Update the best textbooks on every subject list

post by ryan_b · 2018-11-08T20:54:35.300Z · score: 78 (28 votes) · LW · GW · 13 comments

I occasionally refer back to lukeprog's Best Textbooks on Every Subject [LW · GW] post. I thought it might be a good idea to direct people back to it in the hopes of updating the list, for the following reasons:

At ChristianKI's suggestion:

Here are the rules:
1. Post the title of your favorite textbook on a given subject.
2. You must have read at least two other textbooks on that same subject.
3. You must briefly name the other books you've read on the subject and explain why you think your chosen textbook is superior to them.

13 comments

Comments sorted by top scores.

comment by habryka (habryka4) · 2018-11-08T18:15:10.259Z · score: 27 (13 votes) · LW · GW

Yep, I am in favor of this. I think it might even make sense for us to pin that thread to the top for a week or so, so that people see it again, and are encouraged to update it.

comment by Raemon · 2018-11-08T21:51:27.066Z · score: 10 (3 votes) · LW · GW

Note: I just pinned that thread to the top of Frontpage

comment by Dr_Manhattan · 2018-11-08T21:24:08.844Z · score: 12 (3 votes) · LW · GW

Ben Lambert's "A student's guide to Bayesian Statistics" as the best intro to *applied* Bayesian stats. The book starts with very little prerequisites, explains the math well while keeping it to a minimum necessary for intuition, (+has good illustrations) and goes all the way to building models in Stan. (Other good books are McEarlath Statistical Rethinking, Kruschke's Doing Bayesian Data Analysis and Gelman's more math-heavy Bayesian Data Analysis). I recommend Lambert for being the most holistic coverage.

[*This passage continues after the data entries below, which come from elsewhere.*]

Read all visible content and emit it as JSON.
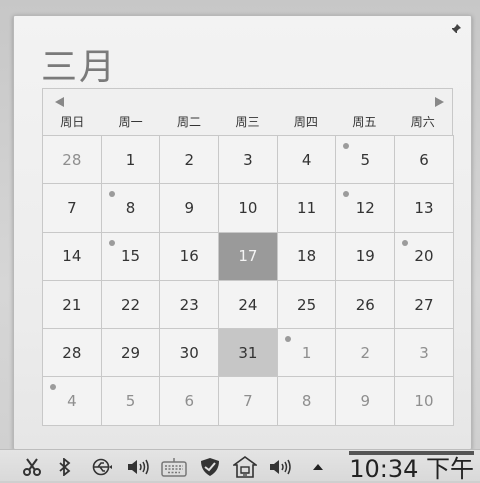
{
  "calendar": {
    "month_title": "三月",
    "weekdays": [
      "周日",
      "周一",
      "周二",
      "周三",
      "周四",
      "周五",
      "周六"
    ],
    "weeks": [
      [
        {
          "d": "28",
          "other": true
        },
        {
          "d": "1"
        },
        {
          "d": "2"
        },
        {
          "d": "3"
        },
        {
          "d": "4"
        },
        {
          "d": "5",
          "dot": true
        },
        {
          "d": "6"
        }
      ],
      [
        {
          "d": "7"
        },
        {
          "d": "8",
          "dot": true
        },
        {
          "d": "9"
        },
        {
          "d": "10"
        },
        {
          "d": "11"
        },
        {
          "d": "12",
          "dot": true
        },
        {
          "d": "13"
        }
      ],
      [
        {
          "d": "14"
        },
        {
          "d": "15",
          "dot": true
        },
        {
          "d": "16"
        },
        {
          "d": "17",
          "today": true
        },
        {
          "d": "18"
        },
        {
          "d": "19"
        },
        {
          "d": "20",
          "dot": true
        }
      ],
      [
        {
          "d": "21"
        },
        {
          "d": "22"
        },
        {
          "d": "23"
        },
        {
          "d": "24"
        },
        {
          "d": "25"
        },
        {
          "d": "26"
        },
        {
          "d": "27"
        }
      ],
      [
        {
          "d": "28"
        },
        {
          "d": "29"
        },
        {
          "d": "30"
        },
        {
          "d": "31",
          "selected": true
        },
        {
          "d": "1",
          "other": true,
          "dot": true
        },
        {
          "d": "2",
          "other": true
        },
        {
          "d": "3",
          "other": true
        }
      ],
      [
        {
          "d": "4",
          "other": true,
          "dot": true
        },
        {
          "d": "5",
          "other": true
        },
        {
          "d": "6",
          "other": true
        },
        {
          "d": "7",
          "other": true
        },
        {
          "d": "8",
          "other": true
        },
        {
          "d": "9",
          "other": true
        },
        {
          "d": "10",
          "other": true
        }
      ]
    ]
  },
  "tray": {
    "icons": [
      "scissors-icon",
      "bluetooth-icon",
      "usb-icon",
      "volume-icon",
      "keyboard-icon",
      "shield-icon",
      "network-icon",
      "speaker-icon",
      "expand-arrow-icon"
    ]
  },
  "clock": {
    "time": "10:34 下午"
  },
  "colors": {
    "today_bg": "#9a9a9a",
    "selected_bg": "#c6c6c6",
    "event_dot": "#9b9b9b"
  }
}
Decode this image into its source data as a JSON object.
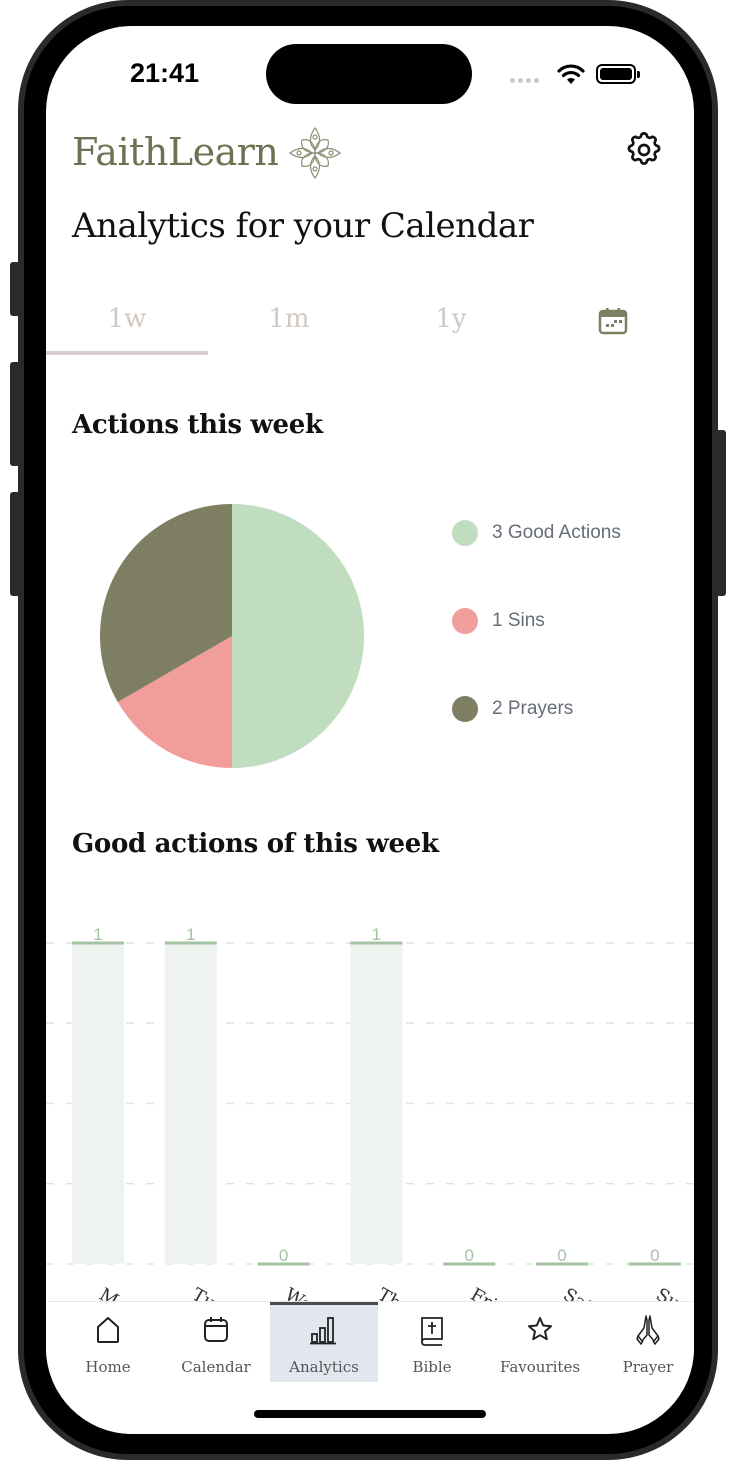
{
  "status_bar": {
    "time": "21:41"
  },
  "header": {
    "app_name": "FaithLearn",
    "page_title": "Analytics for your Calendar"
  },
  "icons": {
    "brand": "ornament-icon",
    "settings": "gear-icon",
    "custom_range": "calendar-icon"
  },
  "tabs": [
    {
      "label": "1w",
      "selected": true
    },
    {
      "label": "1m",
      "selected": false
    },
    {
      "label": "1y",
      "selected": false
    }
  ],
  "colors": {
    "brand": "#6e7152",
    "good_actions": "#c1ddbf",
    "sins": "#f09d9b",
    "prayers": "#7e7e62",
    "bar_fill": "#eff3ef",
    "bar_cap": "#a5c2a2"
  },
  "sections": {
    "pie_title": "Actions this week",
    "bar_title": "Good actions of this week"
  },
  "chart_data": [
    {
      "type": "pie",
      "title": "Actions this week",
      "slices": [
        {
          "label": "Good Actions",
          "value": 3,
          "color": "#c1ddbf",
          "legend": "3 Good Actions"
        },
        {
          "label": "Sins",
          "value": 1,
          "color": "#f09d9b",
          "legend": "1 Sins"
        },
        {
          "label": "Prayers",
          "value": 2,
          "color": "#7e7e62",
          "legend": "2 Prayers"
        }
      ],
      "legend_position": "right"
    },
    {
      "type": "bar",
      "title": "Good actions of this week",
      "categories": [
        "Monday",
        "Tuesday",
        "Wednesday",
        "Thursday",
        "Friday",
        "Saturday",
        "Sunday"
      ],
      "tick_labels_visible": [
        "Monda",
        "Tuesda",
        "Wedne",
        "Thursd",
        "Friday",
        "Saturd",
        "Sund"
      ],
      "values": [
        1,
        1,
        0,
        1,
        0,
        0,
        0
      ],
      "ylim": [
        0,
        1
      ],
      "grid": true,
      "data_labels": true
    }
  ],
  "bottom_nav": [
    {
      "label": "Home",
      "icon": "home-icon",
      "active": false
    },
    {
      "label": "Calendar",
      "icon": "calendar-icon",
      "active": false
    },
    {
      "label": "Analytics",
      "icon": "bar-chart-icon",
      "active": true
    },
    {
      "label": "Bible",
      "icon": "bible-icon",
      "active": false
    },
    {
      "label": "Favourites",
      "icon": "star-icon",
      "active": false
    },
    {
      "label": "Prayer",
      "icon": "praying-hands-icon",
      "active": false
    }
  ]
}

PS. He has a playlist of complementary videos to go along with the book

ETA: I have read McEarlath Statistical Rethinking and Kruschke's Doing Bayesian Data Analysis, skimmed Gelman's Bayesian Data Analysis. Recommend Lambert if you only read 1 book or as your first book in the area.

comment by habryka (habryka4) · 2018-11-08T22:16:23.066Z · score: 11 (6 votes) · LW · GW

I think it's actually still better to post the comments in the original thread, just to have everything be in one place, and now that it's pinned for a week, the new comments will get seen (and generally get more visibility than here).

comment by ChristianKl · 2018-11-09T08:14:58.684Z · score: 8 (4 votes) · LW · GW

The idea of the original post is to always recommend one book over another book. Have you read books Bayesian stat books you consider less good then Ben Lambert's?

comment by Dr_Manhattan · 2018-11-09T16:47:07.963Z · score: 4 (2 votes) · LW · GW

Thanks, added a comment

comment by Raemon · 2018-11-12T22:12:19.017Z · score: 3 (2 votes) · LW · GW

Could you post this in the original thread [LW · GW] so people searching for it see it?

comment by Dr_Manhattan · 2018-11-21T02:22:02.189Z · score: 6 (3 votes) · LW · GW

Done. That thread is uge.

comment by ChristianKl · 2018-11-08T20:50:47.558Z · score: 6 (3 votes) · LW · GW

I would encourage you to edit the rules of the other post into this post.

comment by ryan_b · 2018-11-08T20:55:13.271Z · score: 5 (3 votes) · LW · GW

Done.

comment by rk · 2018-11-08T21:46:24.089Z · score: 4 (3 votes) · LW · GW

Having the rules in the post made me think you wanted new suggestions in this thread. The rest of the post and habryka's comment point towards new comments in the old thread.

If you want people to update the old thread, I would either remove the rules from this post, or add a caveat like "Remember, when you go to post in that thread, you should follow the rules below"

comment by Mackh · 2019-06-25T23:29:20.862Z · score: 3 (2 votes) · LW · GW

A reddit thread on the best introductions to a field or industry, which might make a good addition to this list:

https://www.reddit.com/r/AskReddit/comments/c4glci/professionals_and_experts_of_reddit_what_is_the

comment by Leafcraft · 2018-11-09T09:44:47.208Z · score: 3 (2 votes) · LW · GW

Any suggestions for Sociology/Social Psychology?